(Beginning of Supplied records)
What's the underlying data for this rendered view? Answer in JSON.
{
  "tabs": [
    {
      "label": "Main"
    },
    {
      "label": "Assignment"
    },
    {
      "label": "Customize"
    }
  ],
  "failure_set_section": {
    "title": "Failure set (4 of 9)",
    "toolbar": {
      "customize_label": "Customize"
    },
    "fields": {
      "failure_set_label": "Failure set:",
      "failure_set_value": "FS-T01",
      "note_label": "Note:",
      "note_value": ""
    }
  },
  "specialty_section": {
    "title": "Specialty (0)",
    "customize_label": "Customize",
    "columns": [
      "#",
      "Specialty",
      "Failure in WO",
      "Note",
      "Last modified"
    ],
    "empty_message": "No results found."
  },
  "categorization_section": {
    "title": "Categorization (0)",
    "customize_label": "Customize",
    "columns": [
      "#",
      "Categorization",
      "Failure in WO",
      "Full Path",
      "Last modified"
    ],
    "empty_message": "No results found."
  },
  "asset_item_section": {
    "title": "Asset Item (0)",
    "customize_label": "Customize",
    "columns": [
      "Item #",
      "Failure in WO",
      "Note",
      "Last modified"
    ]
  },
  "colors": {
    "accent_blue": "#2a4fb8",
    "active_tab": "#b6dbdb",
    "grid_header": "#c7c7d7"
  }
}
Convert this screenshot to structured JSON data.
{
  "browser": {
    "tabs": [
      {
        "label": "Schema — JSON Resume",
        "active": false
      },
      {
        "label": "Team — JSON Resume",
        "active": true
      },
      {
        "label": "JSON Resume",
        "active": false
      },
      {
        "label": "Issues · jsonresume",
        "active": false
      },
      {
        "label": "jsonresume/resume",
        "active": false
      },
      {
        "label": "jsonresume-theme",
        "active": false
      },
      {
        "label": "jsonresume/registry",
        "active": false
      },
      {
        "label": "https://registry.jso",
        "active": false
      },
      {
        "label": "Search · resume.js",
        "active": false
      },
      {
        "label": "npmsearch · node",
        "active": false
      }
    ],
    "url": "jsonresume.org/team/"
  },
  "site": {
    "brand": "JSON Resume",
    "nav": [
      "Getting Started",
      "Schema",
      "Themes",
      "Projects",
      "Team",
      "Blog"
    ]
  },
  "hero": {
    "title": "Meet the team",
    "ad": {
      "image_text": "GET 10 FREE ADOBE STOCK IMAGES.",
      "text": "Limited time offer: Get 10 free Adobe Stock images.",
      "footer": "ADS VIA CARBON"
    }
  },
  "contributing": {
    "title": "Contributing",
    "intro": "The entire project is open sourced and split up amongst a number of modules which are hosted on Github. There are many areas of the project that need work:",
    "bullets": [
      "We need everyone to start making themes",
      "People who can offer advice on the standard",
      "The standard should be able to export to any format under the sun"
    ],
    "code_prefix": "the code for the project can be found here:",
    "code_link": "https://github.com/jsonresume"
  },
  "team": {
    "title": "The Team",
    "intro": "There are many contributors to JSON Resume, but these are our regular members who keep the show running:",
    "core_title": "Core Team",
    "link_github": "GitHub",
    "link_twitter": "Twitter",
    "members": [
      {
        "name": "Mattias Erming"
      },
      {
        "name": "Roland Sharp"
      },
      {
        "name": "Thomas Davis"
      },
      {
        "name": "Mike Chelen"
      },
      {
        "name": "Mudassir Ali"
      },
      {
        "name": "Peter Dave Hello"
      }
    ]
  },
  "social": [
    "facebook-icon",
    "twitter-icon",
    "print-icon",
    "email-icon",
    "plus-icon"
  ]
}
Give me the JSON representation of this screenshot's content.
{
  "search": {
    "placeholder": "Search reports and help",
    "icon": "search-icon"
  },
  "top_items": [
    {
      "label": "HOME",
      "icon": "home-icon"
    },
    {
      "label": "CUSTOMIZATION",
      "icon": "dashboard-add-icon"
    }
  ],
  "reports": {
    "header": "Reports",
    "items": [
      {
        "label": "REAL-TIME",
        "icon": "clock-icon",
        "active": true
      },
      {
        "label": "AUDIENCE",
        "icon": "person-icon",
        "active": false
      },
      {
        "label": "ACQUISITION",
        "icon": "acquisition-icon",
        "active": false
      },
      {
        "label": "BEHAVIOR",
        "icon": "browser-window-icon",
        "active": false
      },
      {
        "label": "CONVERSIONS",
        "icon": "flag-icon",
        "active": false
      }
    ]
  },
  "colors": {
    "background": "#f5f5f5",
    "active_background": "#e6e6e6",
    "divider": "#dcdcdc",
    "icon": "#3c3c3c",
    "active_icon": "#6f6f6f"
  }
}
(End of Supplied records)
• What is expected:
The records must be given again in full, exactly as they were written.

• Exercise result:
What's the underlying data for this rendered view? Answer in JSON.
{
  "tabs": [
    {
      "label": "Main"
    },
    {
      "label": "Assignment"
    },
    {
      "label": "Customize"
    }
  ],
  "failure_set_section": {
    "title": "Failure set (4 of 9)",
    "toolbar": {
      "customize_label": "Customize"
    },
    "fields": {
      "failure_set_label": "Failure set:",
      "failure_set_value": "FS-T01",
      "note_label": "Note:",
      "note_value": ""
    }
  },
  "specialty_section": {
    "title": "Specialty (0)",
    "customize_label": "Customize",
    "columns": [
      "#",
      "Specialty",
      "Failure in WO",
      "Note",
      "Last modified"
    ],
    "empty_message": "No results found."
  },
  "categorization_section": {
    "title": "Categorization (0)",
    "customize_label": "Customize",
    "columns": [
      "#",
      "Categorization",
      "Failure in WO",
      "Full Path",
      "Last modified"
    ],
    "empty_message": "No results found."
  },
  "asset_item_section": {
    "title": "Asset Item (0)",
    "customize_label": "Customize",
    "columns": [
      "Item #",
      "Failure in WO",
      "Note",
      "Last modified"
    ]
  },
  "colors": {
    "accent_blue": "#2a4fb8",
    "active_tab": "#b6dbdb",
    "grid_header": "#c7c7d7"
  }
}
Convert this screenshot to structured JSON data.
{
  "browser": {
    "tabs": [
      {
        "label": "Schema — JSON Resume",
        "active": false
      },
      {
        "label": "Team — JSON Resume",
        "active": true
      },
      {
        "label": "JSON Resume",
        "active": false
      },
      {
        "label": "Issues · jsonresume",
        "active": false
      },
      {
        "label": "jsonresume/resume",
        "active": false
      },
      {
        "label": "jsonresume-theme",
        "active": false
      },
      {
        "label": "jsonresume/registry",
        "active": false
      },
      {
        "label": "https://registry.jso",
        "active": false
      },
      {
        "label": "Search · resume.js",
        "active": false
      },
      {
        "label": "npmsearch · node",
        "active": false
      }
    ],
    "url": "jsonresume.org/team/"
  },
  "site": {
    "brand": "JSON Resume",
    "nav": [
      "Getting Started",
      "Schema",
      "Themes",
      "Projects",
      "Team",
      "Blog"
    ]
  },
  "hero": {
    "title": "Meet the team",
    "ad": {
      "image_text": "GET 10 FREE ADOBE STOCK IMAGES.",
      "text": "Limited time offer: Get 10 free Adobe Stock images.",
      "footer": "ADS VIA CARBON"
    }
  },
  "contributing": {
    "title": "Contributing",
    "intro": "The entire project is open sourced and split up amongst a number of modules which are hosted on Github. There are many areas of the project that need work:",
    "bullets": [
      "We need everyone to start making themes",
      "People who can offer advice on the standard",
      "The standard should be able to export to any format under the sun"
    ],
    "code_prefix": "the code for the project can be found here:",
    "code_link": "https://github.com/jsonresume"
  },
  "team": {
    "title": "The Team",
    "intro": "There are many contributors to JSON Resume, but these are our regular members who keep the show running:",
    "core_title": "Core Team",
    "link_github": "GitHub",
    "link_twitter": "Twitter",
    "members": [
      {
        "name": "Mattias Erming"
      },
      {
        "name": "Roland Sharp"
      },
      {
        "name": "Thomas Davis"
      },
      {
        "name": "Mike Chelen"
      },
      {
        "name": "Mudassir Ali"
      },
      {
        "name": "Peter Dave Hello"
      }
    ]
  },
  "social": [
    "facebook-icon",
    "twitter-icon",
    "print-icon",
    "email-icon",
    "plus-icon"
  ]
}
Give me the JSON representation of this screenshot's content.
{
  "search": {
    "placeholder": "Search reports and help",
    "icon": "search-icon"
  },
  "top_items": [
    {
      "label": "HOME",
      "icon": "home-icon"
    },
    {
      "label": "CUSTOMIZATION",
      "icon": "dashboard-add-icon"
    }
  ],
  "reports": {
    "header": "Reports",
    "items": [
      {
        "label": "REAL-TIME",
        "icon": "clock-icon",
        "active": true
      },
      {
        "label": "AUDIENCE",
        "icon": "person-icon",
        "active": false
      },
      {
        "label": "ACQUISITION",
        "icon": "acquisition-icon",
        "active": false
      },
      {
        "label": "BEHAVIOR",
        "icon": "browser-window-icon",
        "active": false
      },
      {
        "label": "CONVERSIONS",
        "icon": "flag-icon",
        "active": false
      }
    ]
  },
  "colors": {
    "background": "#f5f5f5",
    "active_background": "#e6e6e6",
    "divider": "#dcdcdc",
    "icon": "#3c3c3c",
    "active_icon": "#6f6f6f"
  }
}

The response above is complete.